HALIFAX — The Nova Scotia government has reached a tentative $29-million settlement with former residents of the Nova Scotia Home for Colored Children who allege they were abused for years at the Halifax orphanage.
Premier Stephen McNeil was scheduled to hold a news conference to discuss the agreement later Tuesday.
“We’re not done yet — there are still some legal steps in the process. But this is a significant step forward in the right direction,” McNeil said in a statement announcing the agreement.
“Former residents have been through a lot and for their sake, it’s good that we’re closer to a resolution.”
Court documents will be filed later Tuesday detailing the lump sum settlement to be disbursed by lawyers representing the former residents, McNeil added.
McNeil said in November that his Liberal government wanted to negotiate a settlement with the plaintiffs after they launched a class-action lawsuit against the province.
About 150 former residents allege they were sexually, physically and psychologically abused by staff at the home over a 50-year period up until the 1980s. Their class-action lawsuit was certified by the Nova Scotia Supreme Court in December, though the allegations have not been tested in court.
The previous NDP government fought the lawsuit in the courts before being defeated in October’s provincial election, arguing that some of the allegations are based on speculation or hearsay.
The agreement announced Tuesday is scheduled to go before the province’s Supreme Court for preliminary approval on Friday, with final court approval tentatively set for July 7. The deal is expected to be finalized by the end of September, McNeil said.
After the settlement is reached, the government will begin developing terms of reference for a process to give former residents an opportunity to publicly share their stories, he added.
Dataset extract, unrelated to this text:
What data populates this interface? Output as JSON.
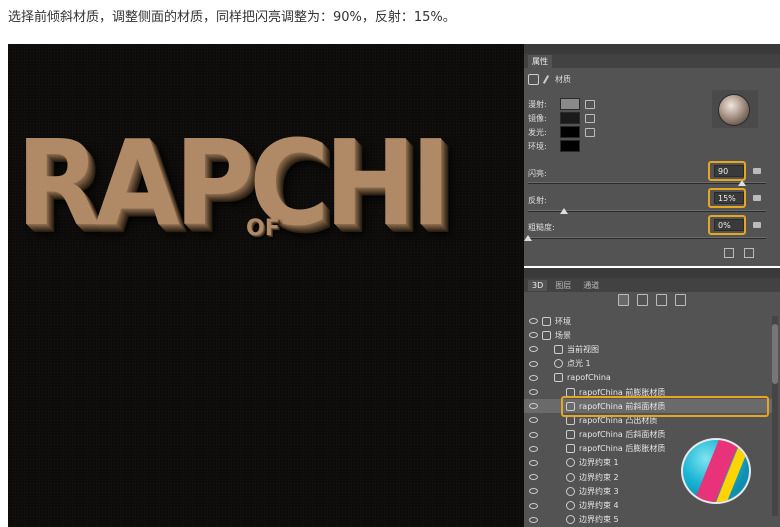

In April 2013, the Home for Colored Children agreed to pay a $5-million settlement to about 140 plaintiffs after they filed a class-action lawsuit against the orphanage.